──────── Material supplied ────────

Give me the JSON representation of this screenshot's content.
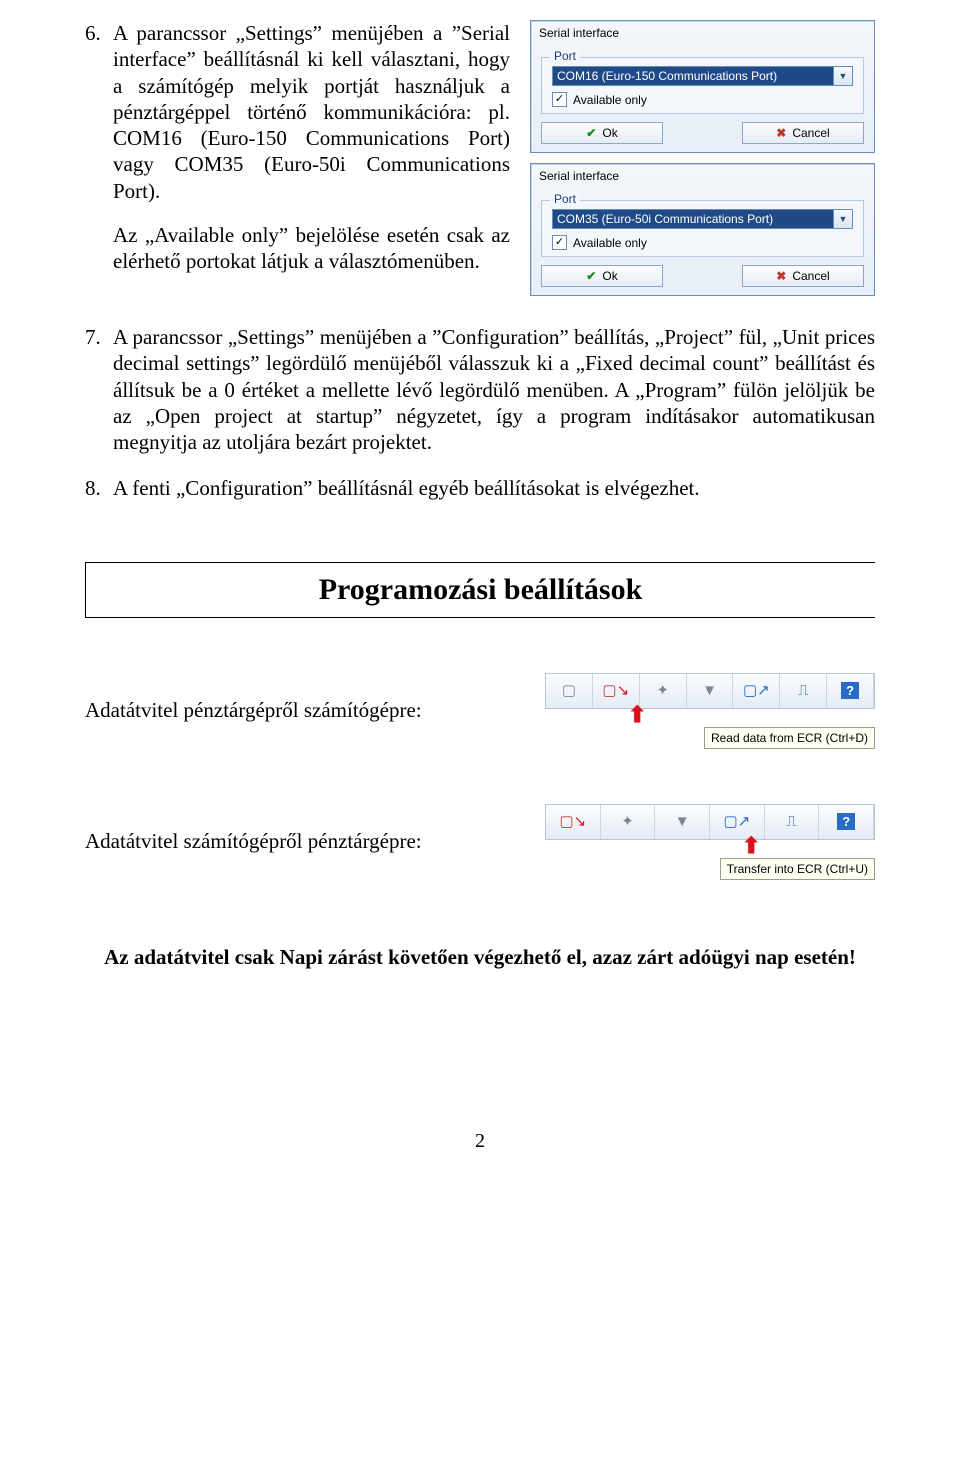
{
  "list": {
    "item6": {
      "num": "6.",
      "para1": "A parancssor „Settings” menüjében a ”Serial interface” beállításnál ki kell választani, hogy a számítógép melyik portját használjuk a pénztárgéppel történő kommunikációra: pl. COM16 (Euro-150 Communications Port) vagy COM35 (Euro-50i Communications Port).",
      "para2": "Az „Available only” bejelölése esetén csak az elérhető portokat látjuk a választómenüben."
    },
    "item7": {
      "num": "7.",
      "para": "A parancssor „Settings” menüjében a ”Configuration” beállítás, „Project” fül, „Unit prices decimal settings” legördülő menüjéből válasszuk ki a „Fixed decimal count” beállítást és állítsuk be a 0 értéket a mellette lévő legördülő menüben. A „Program” fülön jelöljük be az „Open project at startup” négyzetet, így a program indításakor automatikusan megnyitja az utoljára bezárt projektet."
    },
    "item8": {
      "num": "8.",
      "para": "A fenti „Configuration” beállításnál egyéb beállításokat is elvégezhet."
    }
  },
  "dialogs": {
    "title": "Serial interface",
    "group_label": "Port",
    "port1": "COM16 (Euro-150 Communications Port)",
    "port2": "COM35 (Euro-50i Communications Port)",
    "available_only": "Available only",
    "ok": "Ok",
    "cancel": "Cancel"
  },
  "section_title": "Programozási beállítások",
  "transfer": {
    "label1": "Adatátvitel pénztárgépről számítógépre:",
    "label2": "Adatátvitel számítógépről pénztárgépre:",
    "tooltip1": "Read data from ECR (Ctrl+D)",
    "tooltip2": "Transfer into ECR (Ctrl+U)"
  },
  "closing": "Az adatátvitel csak Napi zárást követően végezhető el, azaz zárt adóügyi nap esetén!",
  "page_number": "2"
}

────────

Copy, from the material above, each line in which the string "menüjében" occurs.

Solution:
      "para1": "A parancssor „Settings” menüjében a ”Serial interface” beállításnál ki kell választani, hogy a számítógép melyik portját használjuk a pénztárgéppel történő kommunikációra: pl. COM16 (Euro-150 Communications Port) vagy COM35 (Euro-50i Communications Port).",
      "para": "A parancssor „Settings” menüjében a ”Configuration” beállítás, „Project” fül, „Unit prices decimal settings” legördülő menüjéből válasszuk ki a „Fixed decimal count” beállítást és állítsuk be a 0 értéket a mellette lévő legördülő menüben. A „Program” fülön jelöljük be az „Open project at startup” négyzetet, így a program indításakor automatikusan megnyitja az utoljára bezárt projektet."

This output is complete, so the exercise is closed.